    First, copyrights are different from patents. Law that applies to one does not apply to the other.

    Under US copyright law, you don't have to "get" a copyright. Creative works are copyrighted _automatically_ upon creation. It is optional to _register_ that copyright, and much easier to enforce it if it's registered.

    Finally, copyright also covers "derivative works". Whether or not an item made from a pattern is a "derivative work" would be a matter for the courts--and might get a different answer from one time to the next, depending on the court & the specifics of the case.

    1. Roland, I think you and I are on the same side on this so I mean this in the friendliest of ways, but I think you may have misunderstood what a "derivative work" means in the larger copyright context (and believe me, when it comes to intellectual property law, the language used is the source of most of the confusion because a lot of it sounds like it is saying one thing when legally it means something rather different). Let's use Harry Potter as the example: You can't just go out and make a bunch of Harry Potter related merchandise and sell it because HP is ENTIRELY a (genius level:) creation of J.K. Rowling and she has the right to control and benefit from something she produced out of thin air that had never been done before. However, if you were say, artist Andy Warhol, and you created a series of Pop Art paintings and one of them was a take-off of Harry then (assuming it was a substantial enough departure from the original to have creative merit purely on its own) you would have created a "derivative work" that was actually okay under the doctrine of "fair use" of other people's creative efforts - whether they like it or hate it. Where all this talk of paintings, and writings, and poems and plays etc. goes through-the-looking-glass is when it gets applied to knitting which - art or not - is fundamentally a craft that ends in the creation of a functional object the same way elegant cooking ends in lunch. Functional objects that have been around for centuries, regardless of variations in ornamentation (i.e. knitting) have no hold in the world of patents or design patents and barely have a toe-hold in copyrights. It's just a different sort of animal and that distinction is very important under the law. People can't just make up their own legal rules. That's why we have courts and legislatures.

  12. YOU~ARE~AWESOME! (always remember that)

  13. Thanks so much for explaining all of this in a way that I can understand! I agree very strongly that we crafters, of all kinds, need to stick together and SUPPORT each other!! With the advent of the internet we are able to communicate with many, many people in a way that was not possible before, so we really have to respect that, not take advantage of it, and respect each other :) Thanks for getting the word out.

  14. Really useful information. Thanks so much for sharing!

  15. I know copyrights & patents are different... I was just using the terms broadly. I have never come across anything that says that "creative works are automatically copyrighted upon completion. I know there are intellectual property rights... but that's something completely different.
    I don't claim to know what I'm talking about all the time... but long story short, don't buy cottage licenses. :)

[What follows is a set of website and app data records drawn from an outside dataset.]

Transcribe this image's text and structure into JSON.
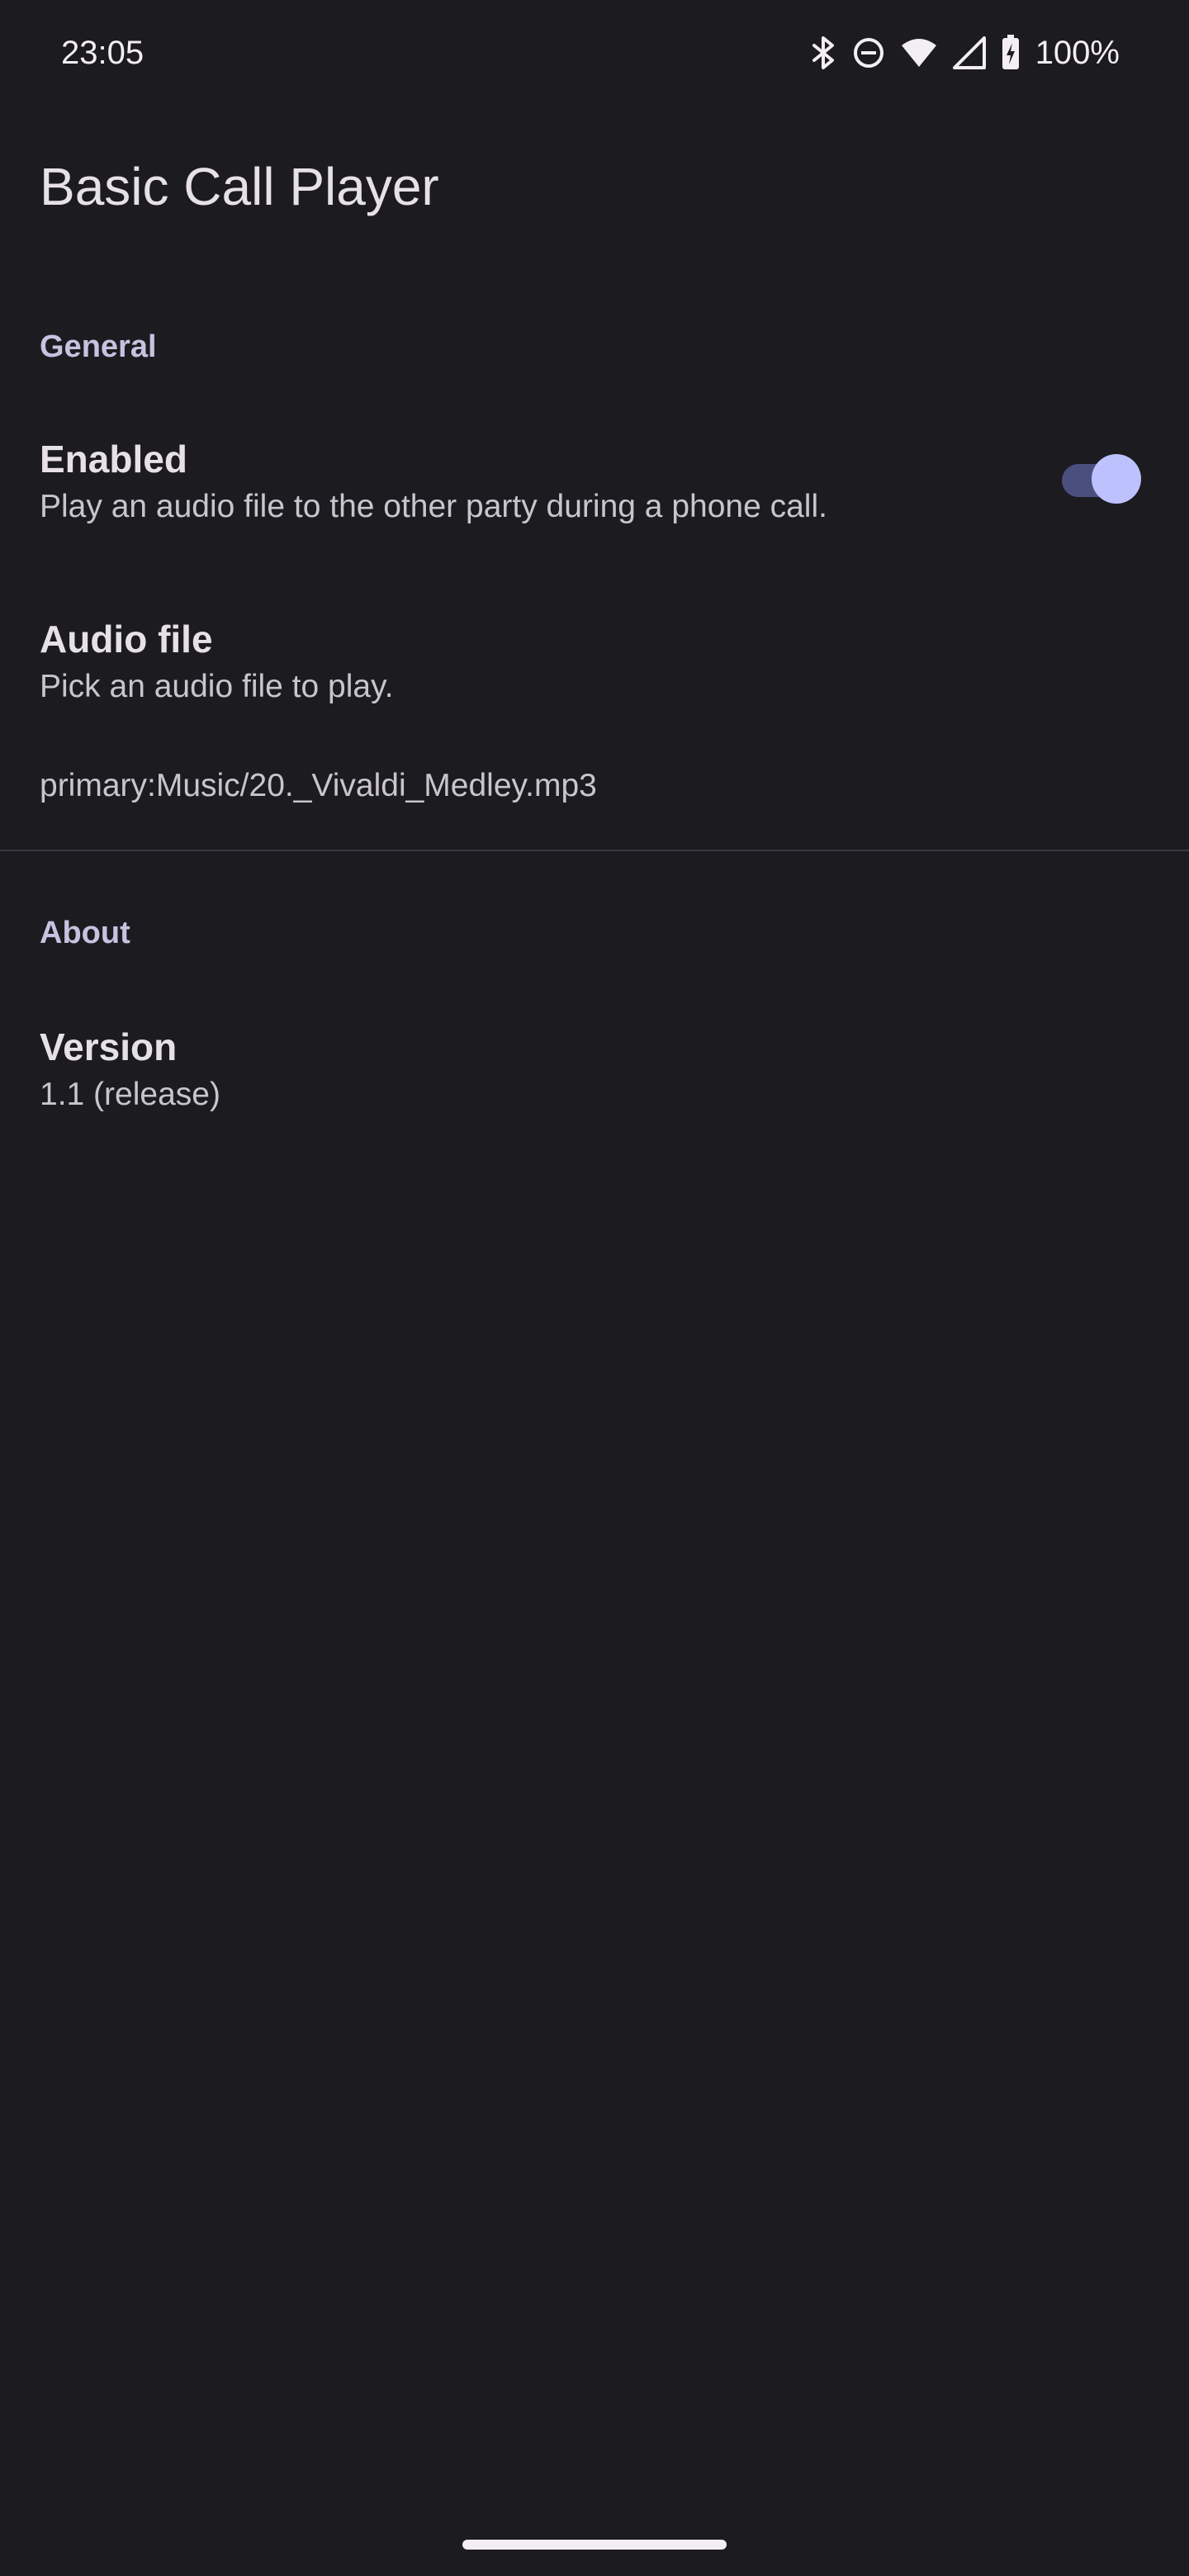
{
  "status_bar": {
    "time": "23:05",
    "battery_percent": "100%",
    "icons": [
      "bluetooth-icon",
      "do-not-disturb-icon",
      "wifi-icon",
      "cellular-signal-icon",
      "battery-charging-icon"
    ]
  },
  "app": {
    "title": "Basic Call Player"
  },
  "sections": {
    "general": {
      "header": "General",
      "enabled": {
        "title": "Enabled",
        "summary": "Play an audio file to the other party during a phone call.",
        "value": true
      },
      "audio_file": {
        "title": "Audio file",
        "summary": "Pick an audio file to play.",
        "value": "primary:Music/20._Vivaldi_Medley.mp3"
      }
    },
    "about": {
      "header": "About",
      "version": {
        "title": "Version",
        "summary": "1.1 (release)"
      }
    }
  },
  "colors": {
    "background": "#1c1b20",
    "accent": "#bdc2ff",
    "section_header": "#c6c2e0"
  }
}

  16. Wow, can I agree with you on this. My brother is an attorney and when I asked him about a Cottage License that the Creative Thimble said I had to buy, he said if you make a muffin from a recipe book, who says you can't take it to the school bake sale? The muffin is a useful article and people use various methods to make it .. you cannot copyright a useful article such as a handbag or a knitted shawl .. you can make a bag that looks like a Guess but can't put their name on it .. but you can sell that bag and as long as you don't put Guess' name on it, you're fine .. you wouldn't copy someone's paper pattern and instructions and sell it but you can make from that pattern, as it's your own "method" and the original designer cannot lay claim to something you have made! I'm so glad to see this!!

  17. Thanks for explaining this! I had someone else explain it like recipes for cooking/baking. I can sell brownies at a bake sale using the Betty Crocker recipe, but if I were to sell the brownies commercially and claim the recipe as my own, that would a copyright violation.